======== DATA UNDER STUDY

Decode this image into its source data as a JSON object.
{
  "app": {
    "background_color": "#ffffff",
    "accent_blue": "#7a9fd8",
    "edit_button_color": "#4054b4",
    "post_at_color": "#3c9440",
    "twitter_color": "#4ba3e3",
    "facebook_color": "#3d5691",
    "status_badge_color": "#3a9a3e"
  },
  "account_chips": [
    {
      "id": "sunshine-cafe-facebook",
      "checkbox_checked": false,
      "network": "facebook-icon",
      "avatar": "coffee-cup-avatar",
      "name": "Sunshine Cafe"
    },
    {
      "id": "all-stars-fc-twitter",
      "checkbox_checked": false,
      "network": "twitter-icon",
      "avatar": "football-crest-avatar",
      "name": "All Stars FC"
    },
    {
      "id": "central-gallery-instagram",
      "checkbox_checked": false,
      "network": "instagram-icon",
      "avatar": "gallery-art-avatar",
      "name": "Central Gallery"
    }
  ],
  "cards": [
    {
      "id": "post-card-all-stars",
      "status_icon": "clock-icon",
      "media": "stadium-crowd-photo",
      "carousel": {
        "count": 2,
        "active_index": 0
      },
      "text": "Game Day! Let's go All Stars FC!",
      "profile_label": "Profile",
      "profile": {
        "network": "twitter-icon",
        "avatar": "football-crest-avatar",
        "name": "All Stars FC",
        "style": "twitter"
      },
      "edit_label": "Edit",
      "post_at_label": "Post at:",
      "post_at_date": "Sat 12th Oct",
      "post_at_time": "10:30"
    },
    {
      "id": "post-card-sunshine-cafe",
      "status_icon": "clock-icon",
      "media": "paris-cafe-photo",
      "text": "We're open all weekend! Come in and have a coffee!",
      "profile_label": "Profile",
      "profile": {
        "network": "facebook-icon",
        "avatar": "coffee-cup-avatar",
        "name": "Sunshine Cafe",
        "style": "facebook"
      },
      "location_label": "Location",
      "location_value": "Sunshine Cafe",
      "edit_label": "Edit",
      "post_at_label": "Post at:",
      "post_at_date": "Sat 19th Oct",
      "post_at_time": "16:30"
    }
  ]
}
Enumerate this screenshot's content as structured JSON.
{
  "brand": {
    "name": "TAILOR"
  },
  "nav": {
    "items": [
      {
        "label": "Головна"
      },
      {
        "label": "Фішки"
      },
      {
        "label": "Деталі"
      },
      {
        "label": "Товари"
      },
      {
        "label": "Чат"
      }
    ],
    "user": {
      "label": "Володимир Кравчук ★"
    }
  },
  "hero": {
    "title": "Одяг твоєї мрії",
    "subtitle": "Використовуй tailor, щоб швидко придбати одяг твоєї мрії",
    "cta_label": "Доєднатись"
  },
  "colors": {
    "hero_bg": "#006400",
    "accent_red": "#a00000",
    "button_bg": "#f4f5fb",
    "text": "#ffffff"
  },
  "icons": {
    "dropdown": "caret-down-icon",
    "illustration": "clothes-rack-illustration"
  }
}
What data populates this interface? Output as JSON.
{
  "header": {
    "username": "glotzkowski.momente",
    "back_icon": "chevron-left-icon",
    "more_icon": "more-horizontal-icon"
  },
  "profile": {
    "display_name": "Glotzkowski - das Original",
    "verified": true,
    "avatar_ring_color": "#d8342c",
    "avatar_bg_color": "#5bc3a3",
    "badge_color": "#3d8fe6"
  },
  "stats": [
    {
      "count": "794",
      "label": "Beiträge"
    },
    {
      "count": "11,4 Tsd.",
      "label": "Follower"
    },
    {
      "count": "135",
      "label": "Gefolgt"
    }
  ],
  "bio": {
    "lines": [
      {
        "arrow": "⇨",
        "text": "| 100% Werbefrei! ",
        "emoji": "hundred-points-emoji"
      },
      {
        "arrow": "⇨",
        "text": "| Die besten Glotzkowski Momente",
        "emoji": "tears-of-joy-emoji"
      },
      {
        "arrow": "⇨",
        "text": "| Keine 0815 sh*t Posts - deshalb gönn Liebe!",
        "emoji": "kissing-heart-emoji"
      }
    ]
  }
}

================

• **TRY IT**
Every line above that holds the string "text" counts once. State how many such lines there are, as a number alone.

• **TASK OUTPUT**
6